I’m frustrated when people immediately ask what it means. I want them to discover it, because I won’t always be here to explain it to you. The best thing in the world is for someone to call me up ten years after buying a painting and say, “oh my god, I just noticed this one little piece!”
Something in the back of my brain gets tickled by Mihalyo’s work, some element of the sweeping sky or the colors that reads as deeply familiar. I couldn’t put my finger on it, until Mihalyo mentioned that he spent much of the 1990s working for Microsoft, Disney, and Dreamworks doing art and animation for edutainment cd-roms. I must have absorbed some of Mihalyo’s handiwork on those same cd-roms, spending hours playing them on our first family computer as a kid in the 90s.
Even now, there is something of the spirit of those early home computer days in Mihalyo’s work. The horizonless vistas sweeping forever, the electric colors, the beings that are perfectly comfortable unmoored from the ground: they encapsulate the optimism, the promise of exploration and transformation that computers represented in those heady days. The digital world seemed unbounded and unknowable, like it could hold any number of worlds and words and people and ideas—especially those depicted in Mihalyo’s dreamscapes.
While the rest of us were still figuring out that computers didn’t need to be room-sized, Mihalyo was already working for Microsoft, and looking towards the looming shadow on the horizon: the internet. As the resident “computer-knower” in the 80s and 90s, he was also designing fliers for the OK Hotel, the venerable subterranean Pioneer Square bar and music venue, and watching the music scene evolve right before his eyes.
During that time, he painted a massive mural that incorporates the OK Hotel’s most important founders, collaborators and visitors. It adorned the bar up until the venue was shut down by the Nisqually earthquake in 2001. Today, the piece lives in his home, but he hopes it can find a home at a local museum, like the EMP or MOHAI. Here’s hoping: it’s a resonant time capsule of Seattle’s 1980s-90s music scene, and beautifully rendered in a style reminiscent of Diego Rivera’s DIA murals.
“I wasn’t here for the whole 1980s Seattle renaissance,’ Mihalyo says regretfully. “I was in art school in LA for a lot of it. I missed the rise of Fantagraphics. I missed the moment before all these little underground bands went national. Today, I sometimes feel like packing up and moving somewhere else, but there’s another renaissance happening here and I don’t want to miss it again.”
There’s frustration in his voice when he talks about Seattle, mixed with love:
“I’ve been here most of my life, I’ve paid my dues. I’d hope that Seattle one day claims me as its own. Will I be known as one of my generation’s Northwest Masters? I don’t know, but I’d hope so.”
Sitting in the glow of the canvases, I realize that in almost every work the viewer is at the foot of some higher, larger thing. He has positioned the perspective low, as we crane our necks to see some grand, unfolding thing in the sky above us, far out of reach.

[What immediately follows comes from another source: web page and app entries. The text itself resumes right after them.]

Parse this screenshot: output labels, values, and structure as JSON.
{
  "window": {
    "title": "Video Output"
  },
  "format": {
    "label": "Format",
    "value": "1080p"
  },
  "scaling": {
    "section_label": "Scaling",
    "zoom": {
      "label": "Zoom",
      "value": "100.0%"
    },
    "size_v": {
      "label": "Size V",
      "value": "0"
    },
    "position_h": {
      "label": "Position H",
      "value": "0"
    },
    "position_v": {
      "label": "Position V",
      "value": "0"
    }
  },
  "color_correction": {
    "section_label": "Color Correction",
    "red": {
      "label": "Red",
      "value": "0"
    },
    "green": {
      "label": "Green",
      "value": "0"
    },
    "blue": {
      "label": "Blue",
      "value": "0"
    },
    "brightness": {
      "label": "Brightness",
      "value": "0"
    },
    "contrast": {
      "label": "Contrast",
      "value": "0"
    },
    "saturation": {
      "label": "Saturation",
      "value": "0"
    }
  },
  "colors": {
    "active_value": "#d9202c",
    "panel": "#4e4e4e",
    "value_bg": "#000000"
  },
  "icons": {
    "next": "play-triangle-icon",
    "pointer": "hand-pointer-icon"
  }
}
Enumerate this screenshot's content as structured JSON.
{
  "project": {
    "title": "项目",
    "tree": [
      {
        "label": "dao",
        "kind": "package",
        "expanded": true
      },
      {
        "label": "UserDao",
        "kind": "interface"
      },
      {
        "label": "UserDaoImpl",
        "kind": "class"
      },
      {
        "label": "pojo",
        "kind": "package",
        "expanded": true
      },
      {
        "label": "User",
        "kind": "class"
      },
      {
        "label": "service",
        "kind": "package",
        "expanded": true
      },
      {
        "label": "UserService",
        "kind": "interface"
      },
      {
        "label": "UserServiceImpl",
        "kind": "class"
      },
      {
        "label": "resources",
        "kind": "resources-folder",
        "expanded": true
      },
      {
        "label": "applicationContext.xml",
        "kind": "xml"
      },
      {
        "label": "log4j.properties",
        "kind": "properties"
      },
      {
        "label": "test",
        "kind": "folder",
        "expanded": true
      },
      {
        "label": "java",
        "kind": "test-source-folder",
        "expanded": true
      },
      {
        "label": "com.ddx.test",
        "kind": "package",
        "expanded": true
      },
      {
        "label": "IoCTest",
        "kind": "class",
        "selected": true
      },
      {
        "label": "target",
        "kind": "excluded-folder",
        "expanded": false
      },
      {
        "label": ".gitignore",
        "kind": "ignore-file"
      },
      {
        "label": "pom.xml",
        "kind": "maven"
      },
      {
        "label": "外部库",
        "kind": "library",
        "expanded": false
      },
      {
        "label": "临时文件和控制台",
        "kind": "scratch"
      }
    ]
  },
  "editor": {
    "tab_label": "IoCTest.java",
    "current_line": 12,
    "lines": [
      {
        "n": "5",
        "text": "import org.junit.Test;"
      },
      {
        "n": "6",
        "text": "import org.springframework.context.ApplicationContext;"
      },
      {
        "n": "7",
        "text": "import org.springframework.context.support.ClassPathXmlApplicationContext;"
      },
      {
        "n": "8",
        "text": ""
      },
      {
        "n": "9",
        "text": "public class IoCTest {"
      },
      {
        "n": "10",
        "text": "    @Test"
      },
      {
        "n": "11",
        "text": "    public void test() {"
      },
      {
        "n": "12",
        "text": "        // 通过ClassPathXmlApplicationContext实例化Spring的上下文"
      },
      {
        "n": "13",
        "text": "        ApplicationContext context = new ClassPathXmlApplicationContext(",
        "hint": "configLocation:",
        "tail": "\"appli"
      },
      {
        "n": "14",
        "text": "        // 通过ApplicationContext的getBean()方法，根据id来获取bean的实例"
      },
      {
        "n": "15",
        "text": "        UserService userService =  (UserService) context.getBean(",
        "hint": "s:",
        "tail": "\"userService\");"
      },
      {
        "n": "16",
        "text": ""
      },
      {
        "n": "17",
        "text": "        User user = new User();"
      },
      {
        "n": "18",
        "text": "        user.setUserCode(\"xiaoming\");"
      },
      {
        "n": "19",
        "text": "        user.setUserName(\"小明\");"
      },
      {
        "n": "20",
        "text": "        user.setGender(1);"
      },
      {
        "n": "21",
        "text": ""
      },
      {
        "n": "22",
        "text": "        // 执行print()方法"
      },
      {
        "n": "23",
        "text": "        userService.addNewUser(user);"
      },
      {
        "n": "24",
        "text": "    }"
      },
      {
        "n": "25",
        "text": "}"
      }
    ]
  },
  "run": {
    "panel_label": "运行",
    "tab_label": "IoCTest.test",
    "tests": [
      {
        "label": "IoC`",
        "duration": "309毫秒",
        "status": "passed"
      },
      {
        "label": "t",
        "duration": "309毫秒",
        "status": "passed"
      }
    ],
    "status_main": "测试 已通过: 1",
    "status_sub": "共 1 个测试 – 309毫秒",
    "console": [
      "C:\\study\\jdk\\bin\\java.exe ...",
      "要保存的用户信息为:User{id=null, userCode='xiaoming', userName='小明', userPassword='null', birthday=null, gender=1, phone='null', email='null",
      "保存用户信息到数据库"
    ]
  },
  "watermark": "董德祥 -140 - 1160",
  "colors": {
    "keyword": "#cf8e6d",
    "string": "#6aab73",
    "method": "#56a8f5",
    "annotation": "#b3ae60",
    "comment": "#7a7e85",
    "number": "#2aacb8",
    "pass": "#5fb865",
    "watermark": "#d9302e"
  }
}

I ask Mihalyo about the symbolism here—are these koans about balance, or about learning to let go?
“Not quite. It’s interesting you see them that way.”
The floating motif crept in as the world he’d built crumbled around him: a long divorce and the sudden loss of his wife; the upheaval of moving from a large studio; the disappearance of friends and money.
“I became unmoored. I started to dissolve. I didn’t know who I was and had almost no one to talk to with a similar experience.”
By 2004 he began to reconnect with who he was without his wife, on his own. Those unreachable vistas in the sky began coming a little closer to land, seemed attainable.
The hovering chunks of mortar and stone are empty, worn, and solitary– a testament to the place where Mihalyo once found himself. But though they are empty they are certainly habitable; though they are worn they are restorable; and while they are alone in the air, there are always figures in the scene who are yearning towards them.
So, perhaps they are also indicative of what Mihalyo sees for his future.
Jeff Mihalyo’s works will next be seen at AXIS Gallery in May 2015.
All images featured are by and copyright of Jeff Mihalyo.